When you pay your annual league entry fee, analyze the fees on your investments. Most investors who choose not to DIY are paying 1% to 2% or more. Fees can be as damaging to your portfolio as a blown out knee can be to your team.
When you set your ideal lineup, set your preferred asset allocation. By the end of the 15 or 16 weeks, you should have had time to develop a simple but complete Investor Policy Statement.
At playoff time, do some end-of-year tidying up. Is it time to rebalance? Have you maxed out your tax-deferred space? Do you have money ready to contribute to your personal and spousal backdoor Roth IRAs in early January. And please don’t tell me your ability to max these out depends on how well you fare in those playoffs.
But Not Exactly Like Fantasy Football
Your fantasy football squad will look a little different most weeks. You drop the underperformers, pick up the next big thing, and by the end of the season, your team scarcely resembles the roster you assembled on draft day.
This is exactly what you do not want to do with your finances. Dropping your underperformers will lock in losses. Buying into the next big thing is pure speculation. If you want to play the individual stock picking game, use your “play money,” which should be limited to maybe 5% of your portfolio.
Your roster of investments should look very similar at the end of the year that it did at the beginning. Beat most investors and professionals by selecting a simple three fund portfolio or similar lazy portfolio. Complexity is the enemy in this game.
You don’t have to be a fantasy football player, or fantasy anything aficionado to be guilty of similar distractions. If you’re choosing to trust your money to someone else, or just picking a few funds and setting things on autopilot, you’re deciding something else is more important.
Is it gardening?
We’re all busy, juggling as much or more than we can handle at times.
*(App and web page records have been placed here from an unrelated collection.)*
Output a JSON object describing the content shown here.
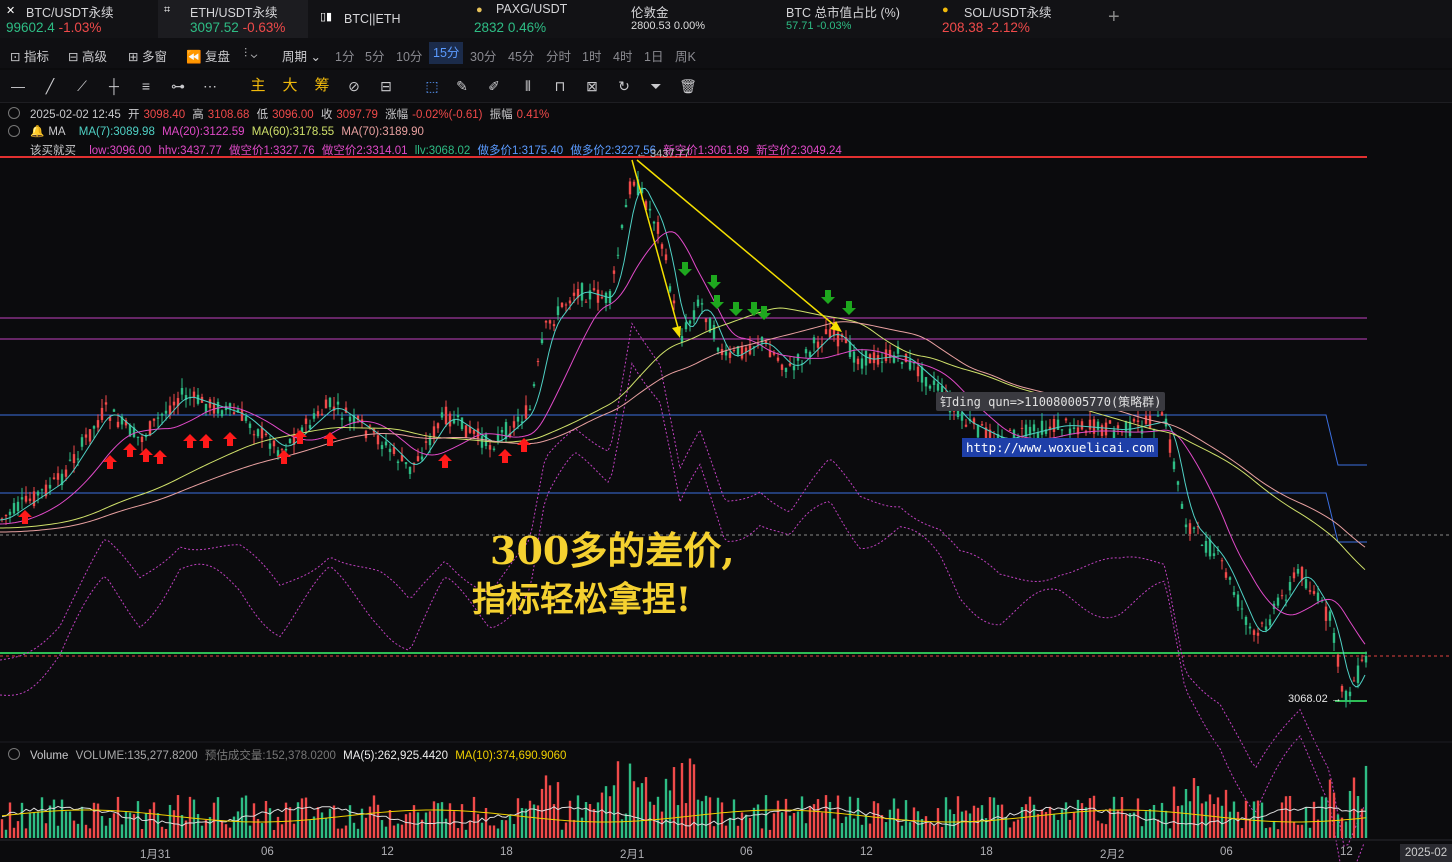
{
  "tabs": [
    {
      "name": "BTC/USDT永续",
      "price": "99602.4",
      "change": "-1.03%",
      "dir": "up",
      "changeDir": "dn"
    },
    {
      "name": "ETH/USDT永续",
      "price": "3097.52",
      "change": "-0.63%",
      "dir": "up",
      "changeDir": "dn"
    },
    {
      "name": "BTC||ETH",
      "price": "",
      "change": "",
      "dir": "up",
      "changeDir": "up"
    },
    {
      "name": "PAXG/USDT",
      "price": "2832",
      "change": "0.46%",
      "dir": "up",
      "changeDir": "up"
    },
    {
      "name": "伦敦金",
      "price": "2800.53",
      "change": "0.00%",
      "dir": "plain",
      "changeDir": "plain"
    },
    {
      "name": "BTC 总市值占比 (%)",
      "price": "57.71",
      "change": "-0.03%",
      "dir": "up",
      "changeDir": "up"
    },
    {
      "name": "SOL/USDT永续",
      "price": "208.38",
      "change": "-2.12%",
      "dir": "dn",
      "changeDir": "dn"
    }
  ],
  "toolbar": {
    "indicator": "指标",
    "advanced": "高级",
    "multiwin": "多窗",
    "replay": "复盘",
    "period": "周期",
    "intervals": [
      "1分",
      "5分",
      "10分",
      "15分",
      "30分",
      "45分",
      "分时",
      "1时",
      "4时",
      "1日",
      "周K"
    ],
    "selected_interval": "15分",
    "zoom": "0s"
  },
  "drawtools": {
    "main": "主",
    "big": "大",
    "chip": "筹"
  },
  "ohlc": {
    "time": "2025-02-02 12:45",
    "open_label": "开",
    "open": "3098.40",
    "high_label": "高",
    "high": "3108.68",
    "low_label": "低",
    "low": "3096.00",
    "close_label": "收",
    "close": "3097.79",
    "chg_label": "涨幅",
    "chg": "-0.02%(-0.61)",
    "amp_label": "振幅",
    "amp": "0.41%"
  },
  "ma": {
    "label": "MA",
    "ma7": "MA(7):3089.98",
    "ma20": "MA(20):3122.59",
    "ma60": "MA(60):3178.55",
    "ma70": "MA(70):3189.90"
  },
  "indicator": {
    "name": "该买就买",
    "low": "low:3096.00",
    "hhv": "hhv:3437.77",
    "short1": "做空价1:3327.76",
    "short2": "做空价2:3314.01",
    "llv": "llv:3068.02",
    "long1": "做多价1:3175.40",
    "long2": "做多价2:3227.56",
    "newshort1": "新空价1:3061.89",
    "newshort2": "新空价2:3049.24"
  },
  "volume": {
    "label": "Volume",
    "vol": "VOLUME:135,277.8200",
    "est": "预估成交量:152,378.0200",
    "ma5": "MA(5):262,925.4420",
    "ma10": "MA(10):374,690.9060"
  },
  "annotations": {
    "line1": "300多的差价,",
    "line2": "指标轻松拿捏!",
    "wm_contact": "钉ding qun=>110080005770(策略群)",
    "wm_url": "http://www.woxuelicai.com",
    "high_label": "← 3437.77",
    "low_label": "3068.02 →"
  },
  "xaxis": [
    "1月31",
    "06",
    "12",
    "18",
    "2月1",
    "06",
    "12",
    "18",
    "2月2",
    "06",
    "12"
  ],
  "date_box": "2025-02",
  "colors": {
    "up": "#2ebd85",
    "down": "#f04a4a",
    "accent": "#5b9bff",
    "ma7": "#4fd1c5",
    "ma20": "#e04ac8",
    "ma60": "#cfe06a",
    "ma70": "#e8a0a0"
  }
}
It’s nice to have a distraction. Hobbies are welcome and required to find a workable balance. I simply suggest you make personal finance one of them. It’s guaranteed to pay dividends.